There are several car tax changes which come into effect in April 2020.
The UK government is increasing vehicle excise duty (VED) and is introducing a new way to measure CO2 emissions. For many drivers, especially of petrol and diesel cars, these car tax changes mean paying more VED. The way VED has been calculated was based on a car’s CO2 emissions for its first year, measured by tests using the New European Driving Cycle (NEDC). Cars were then banded.
From April, however, new tests are being used which could many cars move into new, higher bands.
From April 1, car tax bands are being based on WLPT, the Worldwide Harmonised Light Vehicle Test.
Experts say the new tests are more realistic. They involve driving on both urban and suburban roads, including motorways, longer test distances, higher average maximum speeds, higher drive power, more realistic driving behaviour, and ambient temperatures which are more realistic.
The lab measurements are also more accurate.
VED rates for new cars will continue to be based on their CO2 emissions for the first 12 months on the road. After this, the rate will be an annual flat fee.
This rate will be £150 per year for petrol or diesel cars.
Hybrid vehicles are no longer exempt from the tax.
The annual rate for hybrids and liquid petroleum gas (LPG) will be £140.
When it comes to second hand cars, older cars with a fuel economy which is poorer will see a rise by one band.
VED also rises in line with the Retail Price Index (RPI), meaning an across the board rise of £5 for all vehicles.
You can see the government’s table of VED charges here.
Which vehicles are exempt from VED?
There are a range of vehicles exempt from VED, including tractors, mobility scooters, and classic cars. Here are the eight exemption categories:
Vehicles used by disabled people
Vehicles made before January 1, 1980
Disabled passenger vehicles
Mobility scooters, invalid carriages, and powered wheelchairs
Vehicles used in agriculture, forestry, and horticulture
How will this affect BIK?
From April 6, the car tax changes will also affect Benefit in Kind (BIK) for company car drivers.
BIK rates will also be based on the new, higher CO2 figures from the WLPT tests.
BIK rates for pure electric new cars drops from 16% to zero.
That means £1023 saved in BIK tax for a company driver in the 20% tax bracket.

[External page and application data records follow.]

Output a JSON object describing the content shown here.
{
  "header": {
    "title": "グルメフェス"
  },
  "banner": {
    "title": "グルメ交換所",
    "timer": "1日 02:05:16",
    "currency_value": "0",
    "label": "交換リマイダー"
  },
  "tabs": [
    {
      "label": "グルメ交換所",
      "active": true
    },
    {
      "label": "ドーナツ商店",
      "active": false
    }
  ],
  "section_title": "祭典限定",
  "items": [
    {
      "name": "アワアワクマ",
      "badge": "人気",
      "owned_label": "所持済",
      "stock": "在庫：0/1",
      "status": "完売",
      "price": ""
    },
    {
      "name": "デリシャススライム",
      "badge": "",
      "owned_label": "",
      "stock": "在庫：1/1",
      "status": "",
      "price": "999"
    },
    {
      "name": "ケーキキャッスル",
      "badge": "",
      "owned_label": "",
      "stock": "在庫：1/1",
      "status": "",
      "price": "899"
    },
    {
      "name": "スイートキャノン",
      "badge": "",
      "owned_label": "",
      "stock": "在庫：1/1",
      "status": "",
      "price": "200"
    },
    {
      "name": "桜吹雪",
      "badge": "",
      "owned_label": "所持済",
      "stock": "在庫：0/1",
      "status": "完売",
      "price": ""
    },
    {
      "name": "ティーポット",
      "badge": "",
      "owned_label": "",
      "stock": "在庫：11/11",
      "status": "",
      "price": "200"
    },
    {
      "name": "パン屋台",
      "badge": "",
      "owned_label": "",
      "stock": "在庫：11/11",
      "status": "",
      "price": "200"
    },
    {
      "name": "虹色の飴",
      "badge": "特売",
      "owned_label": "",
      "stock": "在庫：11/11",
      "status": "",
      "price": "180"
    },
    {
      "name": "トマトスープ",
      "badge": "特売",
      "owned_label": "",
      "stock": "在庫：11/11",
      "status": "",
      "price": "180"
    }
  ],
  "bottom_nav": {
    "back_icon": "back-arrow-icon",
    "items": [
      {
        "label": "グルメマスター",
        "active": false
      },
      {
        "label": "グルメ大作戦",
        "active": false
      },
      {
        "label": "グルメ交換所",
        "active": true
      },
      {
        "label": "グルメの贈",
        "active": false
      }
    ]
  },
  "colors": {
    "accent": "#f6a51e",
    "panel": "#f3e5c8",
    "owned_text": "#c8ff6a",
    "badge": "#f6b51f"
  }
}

It also means £2046 saved for a 40% taxpayer.
The rate for new plug-in hybrids with emissions from 1g/km to 50g/km will come down from the current 16% to between 3% and 12%, depending on each car's CO2 output and its electric-only driving range.
Plug-in hybrids with a range of more than 130 miles could also qualify for the zero rate.

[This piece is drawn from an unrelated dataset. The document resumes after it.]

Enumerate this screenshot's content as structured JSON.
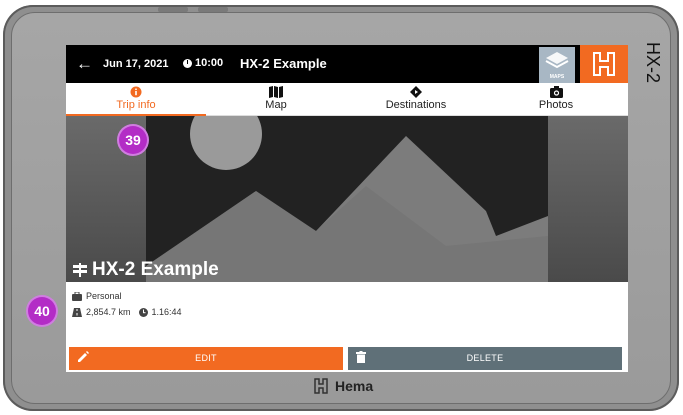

What if you’re buying an ‘expensive car’?
If you’re buying a car worth more than £40,000, there is some good news. The government has scrapped the £320 a year ‘expensive car’ tax for years two to six of ownership.
That could save you £1,600.
The take-away is that car tax changes are benefitting electric vehicles
The government’s aim is to use the VED and BIK system to reduce emissions, so having pure electric vehicles is now the best way to reduce the amount of tax you pay.
Are you looking for an electric car or plug-in hybrid? Take a look at our electric and hybrid range or send us a message here.